Buy it. Read it.
If Copeland is obsessed with probing what it means not to be a genuine black man, Oded Lotan is focused on what it means not to be an anatomically complete man. Most men go through life with one favorite playtoy -- their penis. "To cut or not to cut" is the question at the heart of Lotan's provocative new documentary The Quest for the Missing Piece.
With a great sense of humor and compassion, Lotan explores the delicate topic of circumcision, touching on all the religious, social and medical issues surrounding the ancient practice. Noting that circumcision is the most widely performed surgical procedure in the world, he films a Jewish infant being circumcised, a seven year old Arab boy undergoing circumcision, and a young Israeli soldier who goes under the knife so that he will no longer be teased for having a foreskin.
Lotan's inspiration for the film came when he met the man of his dreams and discovered that his partner was uncircumcised.

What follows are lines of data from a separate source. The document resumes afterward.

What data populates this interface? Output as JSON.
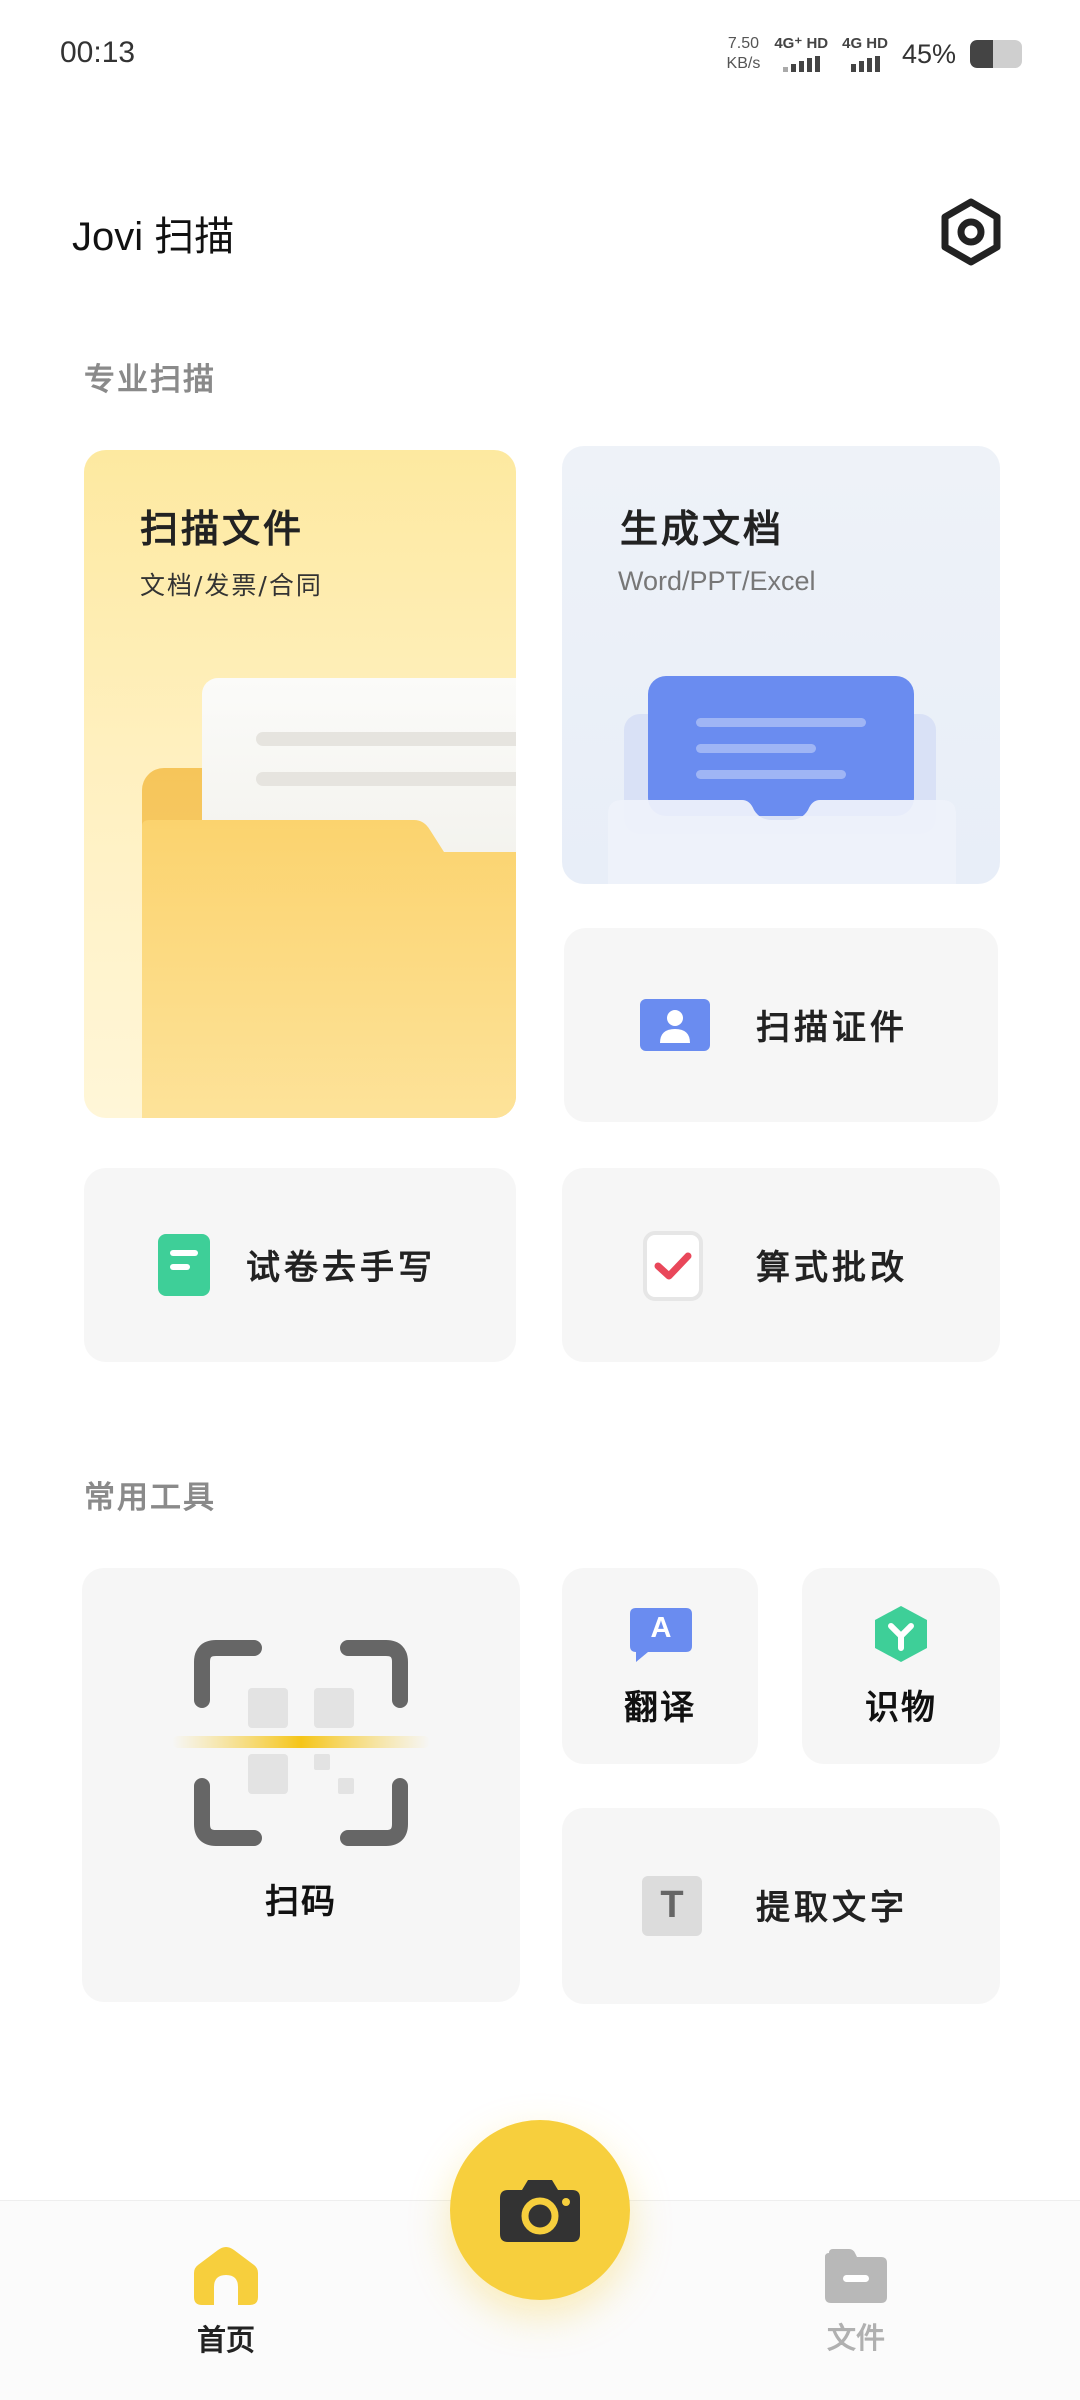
{
  "status": {
    "time": "00:13",
    "net_speed_value": "7.50",
    "net_speed_unit": "KB/s",
    "sim1": "4G⁺ HD",
    "sim2": "4G HD",
    "battery_percent": "45%",
    "battery_level": 0.45
  },
  "header": {
    "title": "Jovi 扫描",
    "settings_icon": "gear-hexagon-icon"
  },
  "sections": {
    "pro_scan": "专业扫描",
    "common_tools": "常用工具"
  },
  "pro_scan": {
    "scan_file": {
      "title": "扫描文件",
      "subtitle": "文档/发票/合同",
      "icon": "folder-document-illustration"
    },
    "generate_doc": {
      "title": "生成文档",
      "subtitle": "Word/PPT/Excel",
      "icon": "tray-document-illustration"
    },
    "scan_id": {
      "label": "扫描证件",
      "icon": "id-card-icon"
    },
    "exam_remove_handwriting": {
      "label": "试卷去手写",
      "icon": "green-document-icon"
    },
    "math_grading": {
      "label": "算式批改",
      "icon": "checkmark-clipboard-icon"
    }
  },
  "tools": {
    "scan_code": {
      "label": "扫码",
      "icon": "qr-scan-icon"
    },
    "translate": {
      "label": "翻译",
      "icon": "translate-bubble-icon",
      "glyph": "A"
    },
    "identify": {
      "label": "识物",
      "icon": "object-recognition-icon"
    },
    "extract_text": {
      "label": "提取文字",
      "icon": "text-t-icon",
      "glyph": "T"
    }
  },
  "bottom_nav": {
    "home": {
      "label": "首页",
      "icon": "home-icon"
    },
    "files": {
      "label": "文件",
      "icon": "folder-icon"
    },
    "camera": {
      "icon": "camera-icon"
    }
  },
  "colors": {
    "accent_yellow": "#f7cf3d",
    "blue": "#6a8cf0",
    "green": "#3ecf98",
    "red_check": "#e9475a",
    "muted_gray": "#8a8a8a"
  }
}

Questions about the fate of his own foreskin quickly arose and took on a life of their own. Lotan interviews family members, rabbis, and mohels as well as young Jewish parents who are willing to buck the norm and refrain from having their children circumcised. It's a fascinating film, beautifully rendered, with lots of humor and pathos. Highly educational and well worth one's time. You can watch the delightful trailer here.
Shortly before news hit the wires that a school in Thailand is offering its students a transexual toilet, I had a chance to watch another controversial documentary on transgenderism being shown at the San Francisco Jewish Film Festival. One of the striking similarities between The Question for the Missing Piece and Orna Ben Dor's Mom, I Didn't Kill Your Daughter is the level of involvement and support from the protagonists' families.

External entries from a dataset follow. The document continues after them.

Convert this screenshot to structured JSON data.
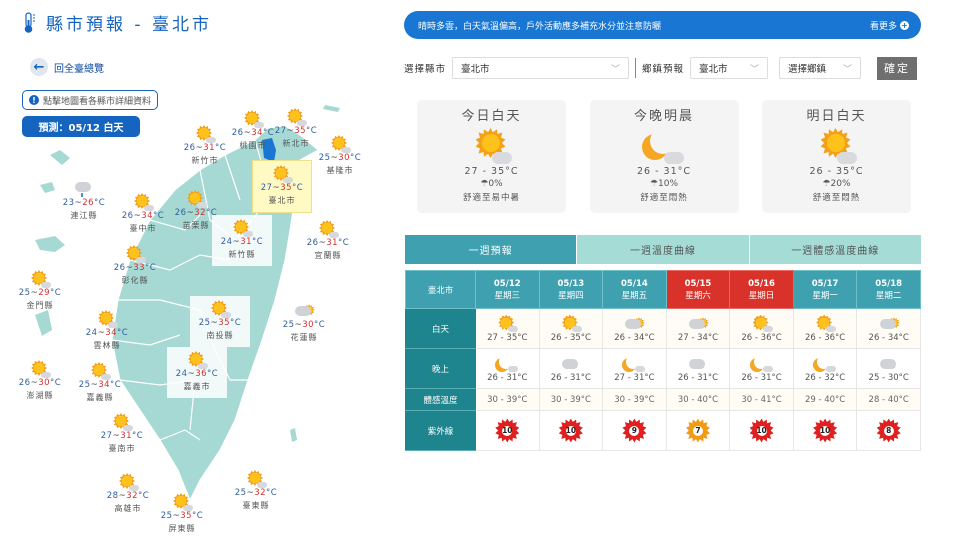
{
  "header": {
    "title": "縣市預報 - 臺北市",
    "icon": "thermometer-icon"
  },
  "left": {
    "back_label": "回全臺總覽",
    "hint_label": "點擊地圖看各縣市詳細資料",
    "forecast_label": "預測：05/12 白天"
  },
  "map": {
    "unit": "°C",
    "locations": [
      {
        "name": "桃園市",
        "low": "26",
        "high": "34",
        "weather": "sunny-cloudy"
      },
      {
        "name": "新北市",
        "low": "27",
        "high": "35",
        "weather": "sunny-cloudy"
      },
      {
        "name": "新竹市",
        "low": "26",
        "high": "31",
        "weather": "sunny-cloudy"
      },
      {
        "name": "基隆市",
        "low": "25",
        "high": "30",
        "weather": "sunny-cloudy"
      },
      {
        "name": "臺北市",
        "low": "27",
        "high": "35",
        "weather": "sunny-cloudy",
        "selected": true
      },
      {
        "name": "連江縣",
        "low": "23",
        "high": "26",
        "weather": "rain"
      },
      {
        "name": "臺中市",
        "low": "26",
        "high": "34",
        "weather": "sunny-cloudy"
      },
      {
        "name": "苗栗縣",
        "low": "26",
        "high": "32",
        "weather": "sunny-cloudy"
      },
      {
        "name": "新竹縣",
        "low": "24",
        "high": "31",
        "weather": "sunny-cloudy"
      },
      {
        "name": "宜蘭縣",
        "low": "26",
        "high": "31",
        "weather": "sunny-cloudy"
      },
      {
        "name": "彰化縣",
        "low": "26",
        "high": "33",
        "weather": "sunny-cloudy"
      },
      {
        "name": "金門縣",
        "low": "25",
        "high": "29",
        "weather": "sunny-cloudy"
      },
      {
        "name": "南投縣",
        "low": "25",
        "high": "35",
        "weather": "sunny-cloudy"
      },
      {
        "name": "花蓮縣",
        "low": "25",
        "high": "30",
        "weather": "cloudy-sunny"
      },
      {
        "name": "雲林縣",
        "low": "24",
        "high": "34",
        "weather": "sunny-cloudy"
      },
      {
        "name": "嘉義市",
        "low": "24",
        "high": "36",
        "weather": "sunny-cloudy"
      },
      {
        "name": "澎湖縣",
        "low": "26",
        "high": "30",
        "weather": "sunny-cloudy"
      },
      {
        "name": "嘉義縣",
        "low": "25",
        "high": "34",
        "weather": "sunny-cloudy"
      },
      {
        "name": "臺南市",
        "low": "27",
        "high": "31",
        "weather": "sunny-cloudy"
      },
      {
        "name": "高雄市",
        "low": "28",
        "high": "32",
        "weather": "sunny-cloudy"
      },
      {
        "name": "臺東縣",
        "low": "25",
        "high": "32",
        "weather": "sunny-cloudy"
      },
      {
        "name": "屏東縣",
        "low": "25",
        "high": "35",
        "weather": "sunny-cloudy"
      }
    ]
  },
  "banner": {
    "text": "晴時多雲，白天氣溫偏高，戶外活動應多補充水分並注意防曬",
    "more_label": "看更多"
  },
  "selectors": {
    "county_label": "選擇縣市",
    "county_value": "臺北市",
    "town_label": "鄉鎮預報",
    "town_county_value": "臺北市",
    "town_placeholder": "選擇鄉鎮",
    "confirm_label": "確定"
  },
  "cards": [
    {
      "title": "今日白天",
      "icon": "sunny-cloudy",
      "temp": "27 - 35°C",
      "rain": "0%",
      "comfort": "舒適至易中暑"
    },
    {
      "title": "今晚明晨",
      "icon": "moon-cloudy",
      "temp": "26 - 31°C",
      "rain": "10%",
      "comfort": "舒適至悶熱"
    },
    {
      "title": "明日白天",
      "icon": "sunny-cloudy",
      "temp": "26 - 35°C",
      "rain": "20%",
      "comfort": "舒適至悶熱"
    }
  ],
  "tabs": [
    {
      "label": "一週預報",
      "active": true
    },
    {
      "label": "一週溫度曲線",
      "active": false
    },
    {
      "label": "一週體感溫度曲線",
      "active": false
    }
  ],
  "week": {
    "city": "臺北市",
    "row_labels": {
      "day": "白天",
      "night": "晚上",
      "feel": "體感溫度",
      "uv": "紫外線"
    },
    "days": [
      {
        "date": "05/12",
        "weekday": "星期三",
        "weekend": false,
        "day_icon": "sunny-cloudy",
        "day_temp": "27 - 35°C",
        "night_icon": "moon-cloudy",
        "night_temp": "26 - 31°C",
        "feel": "30 - 39°C",
        "uv": "10",
        "uv_color": "#e02020"
      },
      {
        "date": "05/13",
        "weekday": "星期四",
        "weekend": false,
        "day_icon": "sunny-cloudy",
        "day_temp": "26 - 35°C",
        "night_icon": "cloudy-moon",
        "night_temp": "26 - 31°C",
        "feel": "30 - 39°C",
        "uv": "10",
        "uv_color": "#e02020"
      },
      {
        "date": "05/14",
        "weekday": "星期五",
        "weekend": false,
        "day_icon": "cloudy-sunny",
        "day_temp": "26 - 34°C",
        "night_icon": "moon-cloudy",
        "night_temp": "27 - 31°C",
        "feel": "30 - 39°C",
        "uv": "9",
        "uv_color": "#e02020"
      },
      {
        "date": "05/15",
        "weekday": "星期六",
        "weekend": true,
        "day_icon": "cloudy-sunny",
        "day_temp": "27 - 34°C",
        "night_icon": "cloudy-moon",
        "night_temp": "26 - 31°C",
        "feel": "30 - 40°C",
        "uv": "7",
        "uv_color": "#f29b12"
      },
      {
        "date": "05/16",
        "weekday": "星期日",
        "weekend": true,
        "day_icon": "sunny-cloudy",
        "day_temp": "26 - 36°C",
        "night_icon": "moon-cloudy",
        "night_temp": "26 - 31°C",
        "feel": "30 - 41°C",
        "uv": "10",
        "uv_color": "#e02020"
      },
      {
        "date": "05/17",
        "weekday": "星期一",
        "weekend": false,
        "day_icon": "sunny-cloudy",
        "day_temp": "26 - 36°C",
        "night_icon": "moon-cloudy",
        "night_temp": "26 - 32°C",
        "feel": "29 - 40°C",
        "uv": "10",
        "uv_color": "#e02020"
      },
      {
        "date": "05/18",
        "weekday": "星期二",
        "weekend": false,
        "day_icon": "cloudy-sunny",
        "day_temp": "26 - 34°C",
        "night_icon": "cloudy-moon",
        "night_temp": "25 - 30°C",
        "feel": "28 - 40°C",
        "uv": "8",
        "uv_color": "#e02020"
      }
    ]
  }
}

It doesn't take long for an audience to understand what makes Lior and Yuval such an exceptional couple. Although bearded, balding, and hairy, Yuval was born as a woman and underwent gender reassignment surgery nearly 17 years ago. Currently involved in a legal struggle to have his gender changed on his passport and other legal documents, Yuval is also in love with Lior, a younger, larger and much more opinionated Israeli who was born on a kibbutz as a girl but has always identified as a male.

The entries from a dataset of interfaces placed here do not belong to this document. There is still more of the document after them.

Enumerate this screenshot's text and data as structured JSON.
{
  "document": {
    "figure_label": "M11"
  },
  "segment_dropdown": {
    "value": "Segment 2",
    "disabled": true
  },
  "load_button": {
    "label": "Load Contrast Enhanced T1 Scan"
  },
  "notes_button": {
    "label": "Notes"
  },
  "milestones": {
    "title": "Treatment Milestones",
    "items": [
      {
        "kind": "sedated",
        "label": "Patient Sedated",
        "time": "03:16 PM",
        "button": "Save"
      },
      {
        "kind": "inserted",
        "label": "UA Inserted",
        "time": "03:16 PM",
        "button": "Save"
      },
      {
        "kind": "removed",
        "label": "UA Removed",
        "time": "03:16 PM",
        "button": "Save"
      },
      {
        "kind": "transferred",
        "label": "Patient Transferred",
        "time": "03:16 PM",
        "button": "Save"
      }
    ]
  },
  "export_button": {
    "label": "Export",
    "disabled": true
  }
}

Lior, who has starting taking hormones in anticipation of her own gender reassignment surgery, has also recorded a series of video diaries which form a critical part of the documentary. Ben Dor's film follows the two FTMs as they trudge through the legal and physical challenges of becoming the boy/man they always identified as.
Yuval's tenderness in supporting Lior as she transitions from female to male is quite touching to watch, especially since he has first-hand knowledge of what the surgery entails. Lior, however, inhabits a much larger body than Yuval ever did and must face certain surgical considerations that Yuval was spared. As Yuval and Lior's mother await Lior's return from the operating room, the concerned mother's confession of how grateful she is to have Yuval by her side at such an emotional moment is deeply touching.
This is a remarkably brave film, which showcases a lot of personal and political issues that the general public rarely gets to explore in an honest and intelligent format. By the end of the film, as Yuval, Lior and their dog work at growing a family that is "under construction," one can't help but admire their courage in trying to define themselves as they see fit, rather than as a hostile society might choose to pigeonhole them.
That leads, of course, to a critical question for any person with half a brain. How do you want to define your life? Like this?
Or like this.....